Themes and Meanings

(Critical Guide to Poetry for Students)

Thematically, “beware: do not read this poem” is a complex case. It is about language, about art, about people, and about politics. Language and art are intimately bound to one another, and they are central aspects of culture. Culture, at least in part, makes people. The poem is therefore about how people are made by, and lost to (other), cultures. It is a protest against cultural dominance, and it works by concrete demonstration.

In the immediate sense, the poem’s theme is about how the poem itself affects, even creates its reader by involving the reader in the world created by the poem. That concept is an exhibition of the power of poetry, for poetry is an act of speech, showing that language, how one uses language, is vital to one’s existence. The poem also shows how a culture can swallow one up, denying one’s real existence.
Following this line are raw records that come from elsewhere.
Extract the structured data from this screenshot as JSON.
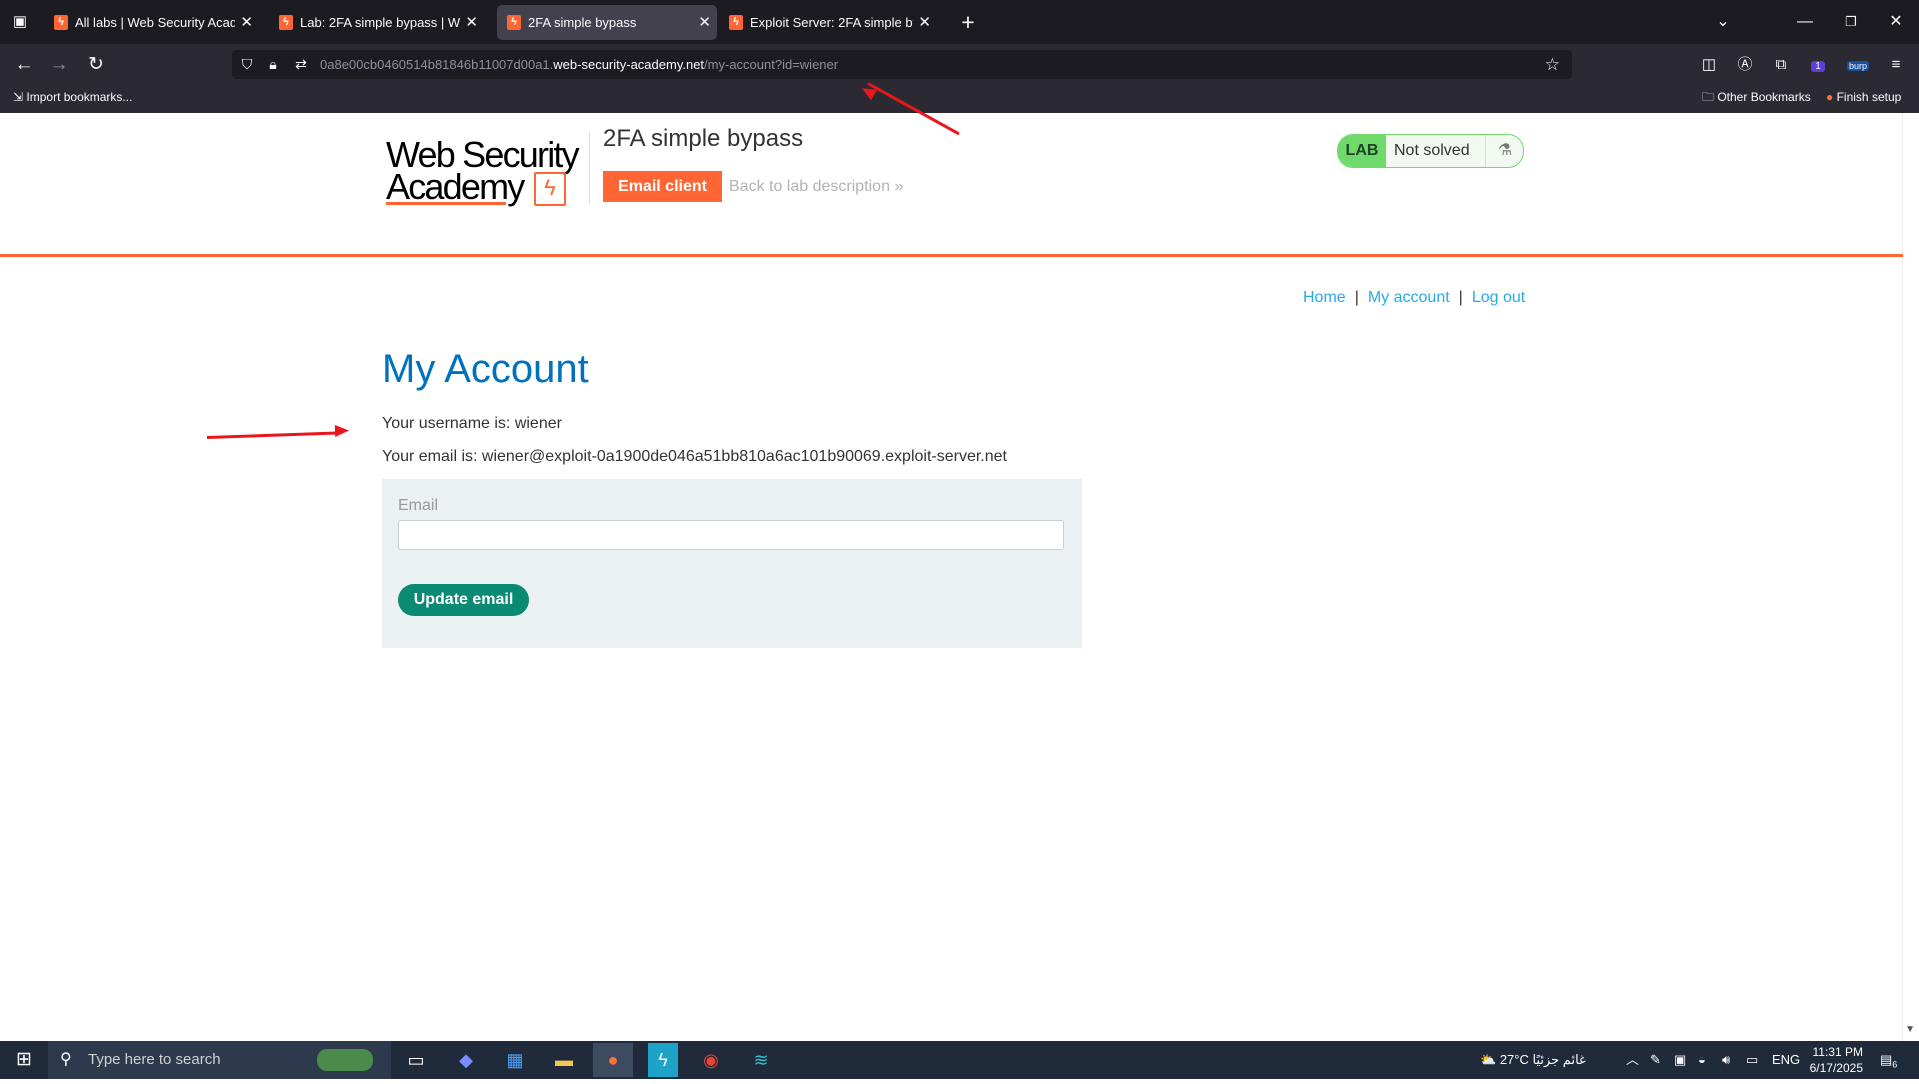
{
  "browser": {
    "tabs": [
      {
        "title": "All labs | Web Security Academy",
        "active": false
      },
      {
        "title": "Lab: 2FA simple bypass | Web Se",
        "active": false
      },
      {
        "title": "2FA simple bypass",
        "active": true
      },
      {
        "title": "Exploit Server: 2FA simple bypa",
        "active": false
      }
    ],
    "url": {
      "prefix": "0a8e00cb0460514b81846b11007d00a1.",
      "domain": "web-security-academy.net",
      "path": "/my-account?id=wiener"
    },
    "bookmarks": {
      "import": "Import bookmarks...",
      "other": "Other Bookmarks",
      "finish": "Finish setup"
    },
    "extension_badge": "1",
    "burp_label": "burp"
  },
  "header": {
    "logo_line1": "Web Security",
    "logo_line2": "Academy",
    "lab_title": "2FA simple bypass",
    "email_client": "Email client",
    "back_link": "Back to lab description",
    "status_lab": "LAB",
    "status_text": "Not solved",
    "accent_color": "#ff6633"
  },
  "nav": {
    "home": "Home",
    "my_account": "My account",
    "log_out": "Log out"
  },
  "account": {
    "heading": "My Account",
    "username_line": "Your username is: wiener",
    "email_line": "Your email is: wiener@exploit-0a1900de046a51bb810a6ac101b90069.exploit-server.net",
    "email_label": "Email",
    "email_value": "",
    "update_button": "Update email"
  },
  "taskbar": {
    "search_placeholder": "Type here to search",
    "weather": "27°C",
    "weather_desc": "غائم جزئيًا",
    "language": "ENG",
    "time": "11:31 PM",
    "date": "6/17/2025",
    "notifications": "6"
  }
}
It rejects the idea of art as a simple mirror reflecting life; art is, rather, a living experience.

There are some generic conventions in the poem that may seem at first to be merely decorative or entertaining, but they actually represent essential elements of the theme. In the first section, the convention of the European folktale is derived from a literary, European tradition. This folktale is presented as the product of modern technology—a television plot—which makes it very European American, mechanical and hypnotizing in a negative way. Too, the tale, with its “ol woman,” essentially a witch, in...

(The entire section is 545 words.)